Once the story is fully underway, we go through a series of acts that all embody a different problem under common themes. We find out that a calamity will befall the human race, and that we bear responsibility in bringing it about. At the end of these pivotal acts, the game asks us if we're ready to sacrifice the emotional progress we've made with our friends, if we're ready to undo the progress they make against their own sad fates, for the good of many more. We find out that even when we seem to take steps in the right directions, we may be making things worse.

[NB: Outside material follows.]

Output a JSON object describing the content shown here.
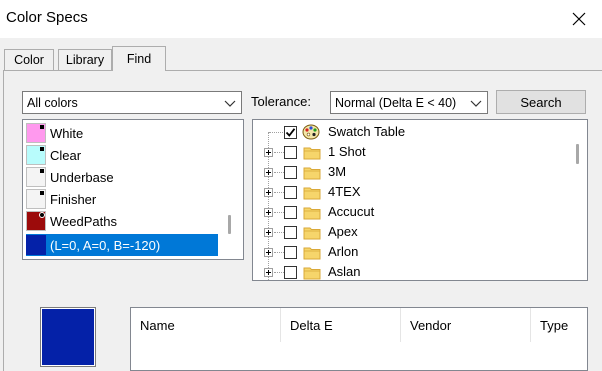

Beyond its core philosophy, there's also a certain level of mystery to the visual novel. There are many details and hints that we're encouraged to look out for, such as "Who is John Titor, and why did they appear in year xxxx?," "How will Y's strengths influence the plot?," "At what point did I notice Z happening?" Those of us that continue asking ourselves these questions and keep our observations in mind will find themselves very satisfied with the plot, for how it rewards our vigilance and how it also seems to have thought through (almost!) every possibility.

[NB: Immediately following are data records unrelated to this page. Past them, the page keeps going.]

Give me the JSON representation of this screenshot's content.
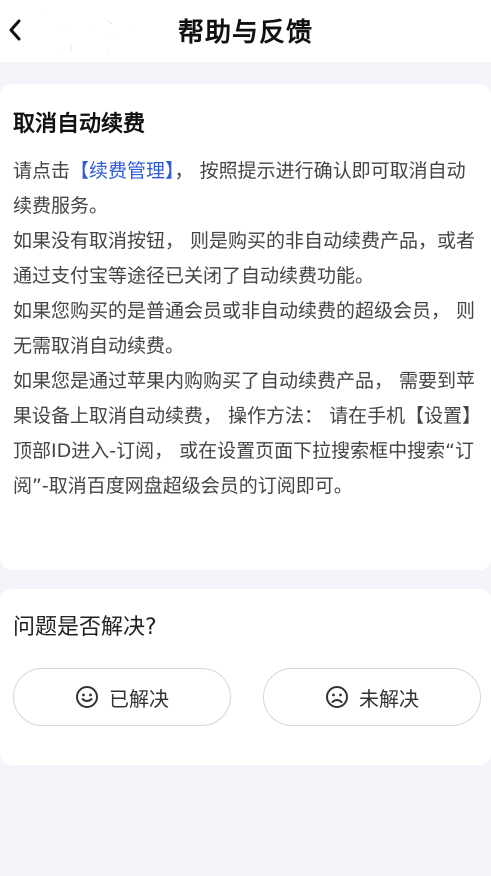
{
  "header": {
    "title": "帮助与反馈",
    "watermark_line1": "游吧乐下载",
    "watermark_line2": "小编亲测"
  },
  "article": {
    "title": "取消自动续费",
    "p1_before": "请点击",
    "p1_link": "【续费管理】",
    "p1_after": "， 按照提示进行确认即可取消自动续费服务。",
    "p2": "如果没有取消按钮， 则是购买的非自动续费产品，或者通过支付宝等途径已关闭了自动续费功能。",
    "p3": "如果您购买的是普通会员或非自动续费的超级会员， 则无需取消自动续费。",
    "p4": "如果您是通过苹果内购购买了自动续费产品， 需要到苹果设备上取消自动续费， 操作方法： 请在手机【设置】顶部ID进入-订阅， 或在设置页面下拉搜索框中搜索“订阅”-取消百度网盘超级会员的订阅即可。"
  },
  "feedback": {
    "question": "问题是否解决?",
    "yes_label": "已解决",
    "no_label": "未解决"
  },
  "colors": {
    "link": "#2f5bd8",
    "background": "#f3f5fb",
    "watermark": "#19d3e0"
  },
  "icons": {
    "back": "chevron-left-icon",
    "yes": "smile-icon",
    "no": "frown-icon"
  }
}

Regarding length, be aware that it took me 32 hours to reach my first ending (the first available ending in Chapter 6 out of the 10). Total time to reach and read through each of the endings, all the way until the "True" one, was about 54 hours. The length is both the bane and boon of this game, as many will want something they can blow through quickly (if this is you, find a guide and search the instructions for going through the True route). For those that play these games to lose themselves in another world and grow so close to the characters that they begin to feel like actual friends, this is a must play for you. I highly recommend that completionists save the True route for last.

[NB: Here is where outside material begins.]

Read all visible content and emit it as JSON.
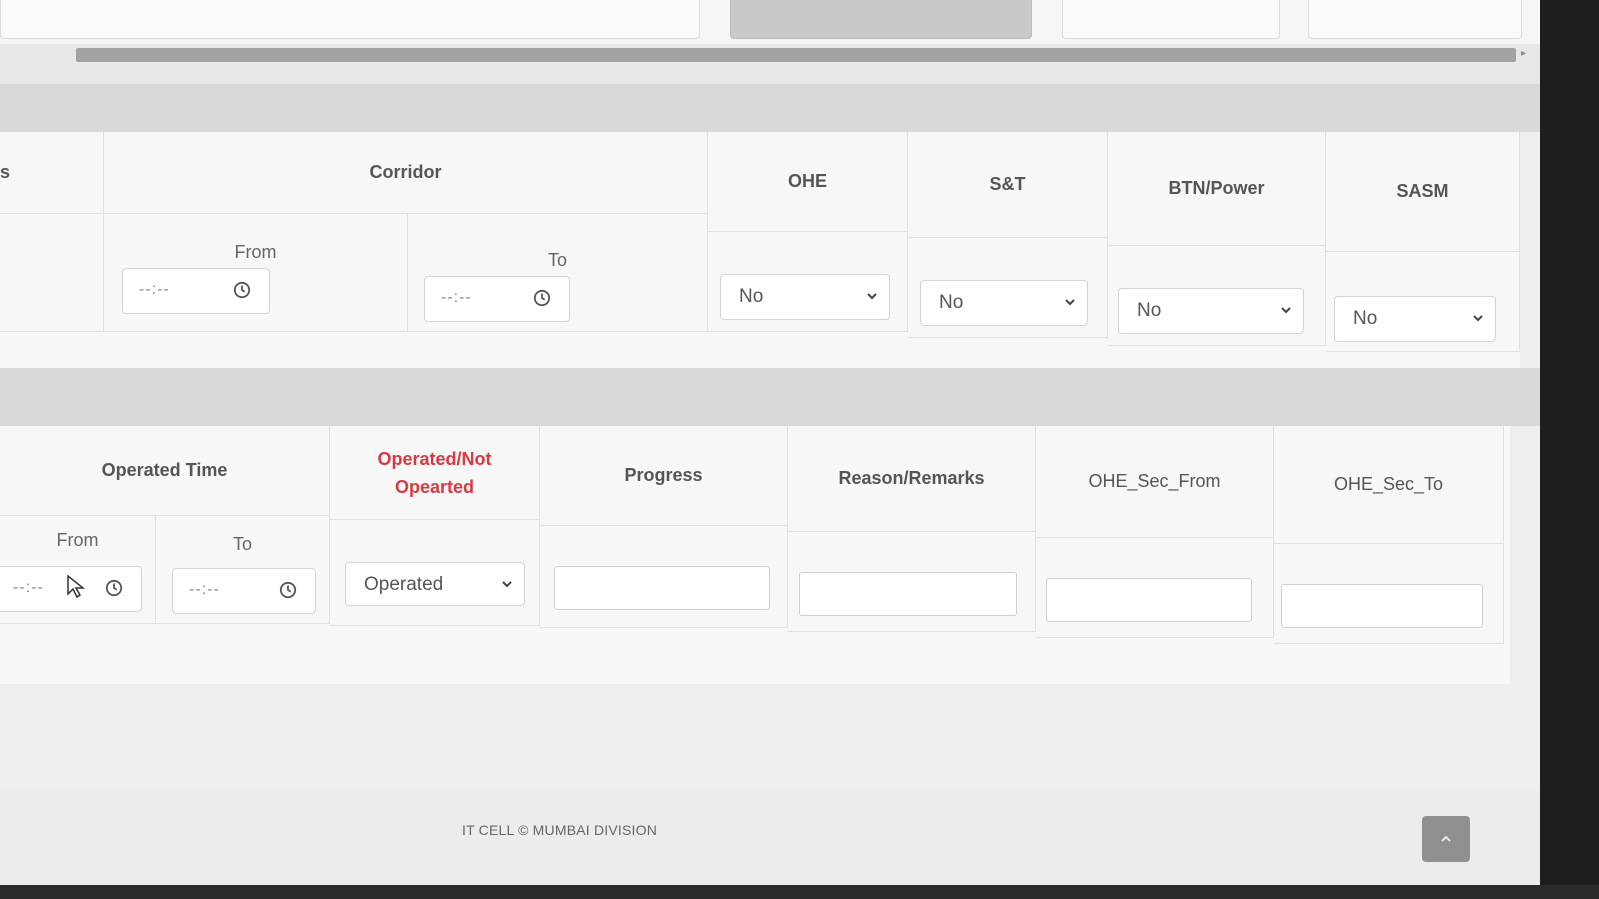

Accessibility is my main qualm with this series. As I mentioned earlier, the main character and story will be hard to adjust to if the reader is not well-acquainted with the fringe culture it draws from. The main character's childish delusion, or "8th grade syndrome / chuunibyou," isn't as commented on in Western culture as it is in Japan. We're familiar with the concept; the strange mixture of unjustified self-confidence born from the delusions of a middle school kid too deep in fiction to tell the difference. That said, it can be JARRING to see that our main character is 18 years old and exhibiting the same behavior, and how it reflects in both his dialogue and inner monologues. The references to 2channel (or @channel in the S;G universe) will be lost on many, and the particular language exhibited on there can be either confusing, offensive, or alienating (many references to Jojo's Bizarre Adventure ahead). In short, your mileage here will vary greatly. The story does do a good job of keeping us hooked, but I'd be lying to say that many readers from a broader interest group won't have to drag themselves through the first few chapters. JAST's translation of the work is FANTASTIC, though, and if you don't want to take the short cut to experiencing Steins;Gate (by watching the anime), I do recommend experiencing the visual novel for its 40+ hours of nail-biting, emotional, philosophical glory. Also, many will see the references in S;G to an earlier work, called Chaos;Head. You do not need to have watched C;H to enjoy S;G. In fact, I highly discourage watching C;H because, frankly, it's a trainwreck and will only tarnish your expectations for S;G.… Expand